This picture reminds me that objects farther away are reduced in impact on the eye. If your town has no bookstore, especially if it has recently lost a bookstore, you may be thinking books are going the way of the buggy whip. Bookstores outside your town limits can look far away and powerelss.
But I still think we readers have nothing to fear about the state of books. I was struck this morning by two stories in particular (highlighted by the Shelf Awareness e-newsletter I read daily) that show we book lovers are alive and well.
- The Borders-owned Waldenbooks closed its shop in Wasilla, Alaska, but within a month it is now a store called Buy the Book, and a customer has contributed $25,000 to help with start-up and operation expenses. Who knows if that donor will ever get the money back, but Wasilla will have a place people can gather and buy/talk books closer than the next nearest bookstore 40 miles away in Anchorage. You can read that article by clicking here.
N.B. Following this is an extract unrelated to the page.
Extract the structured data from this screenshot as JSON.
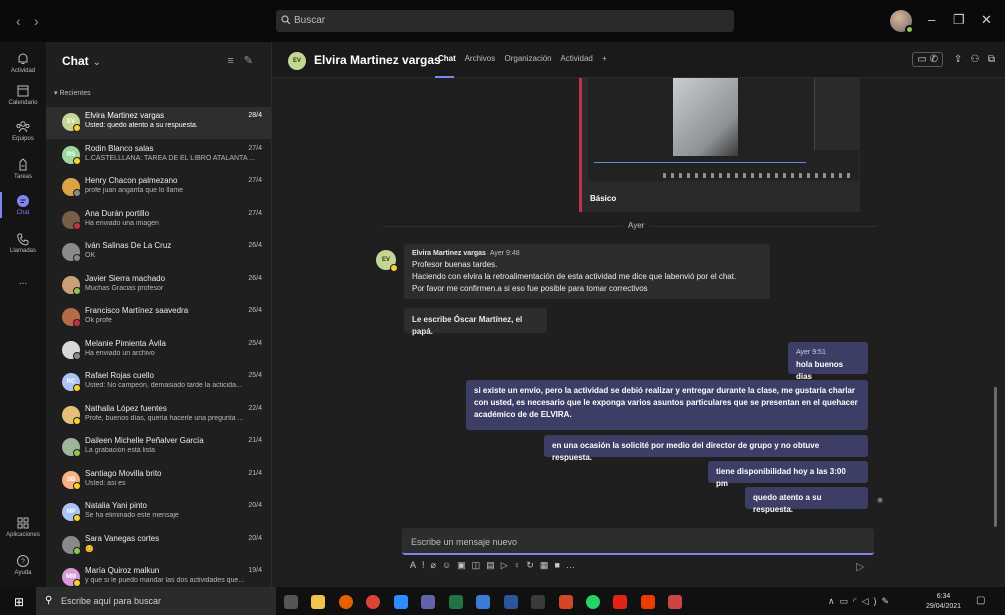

- An “Occupy Wall Street Library” germinated serendipitously to entertain people whether or not they are there as protestors. You can read about that here.
It’s true that electronic books (e-books) are rising in popularity, but I believe they will have a place alongside other forms of books. I have a Kindle next to my bed, and I leave it there. I purchase books for it that I think I won’t need to search back and forth through for names or reminders as I read. I purchase bound books that I think of as budding classics or that I predict will have me flipping around for various reasons. I have a bound book in my purse, currently three bound books next to my reading chair, and a bound book in the bathroom.
I used to read only one book at a time. Now that I’m devoting more time to reading, however, I find that I’m excited by having a variety going simultaneously. Reading habits can change, and I’ve been thrilled to watch mine expand as they have. The more I read, the more I’m capable and desirous of reading. If this is something that comes with aging, bring it on! And the more boomers leave the intense workweeks behind, the more reading is going to get done. For me, the trees in the foreground represent the books in my future.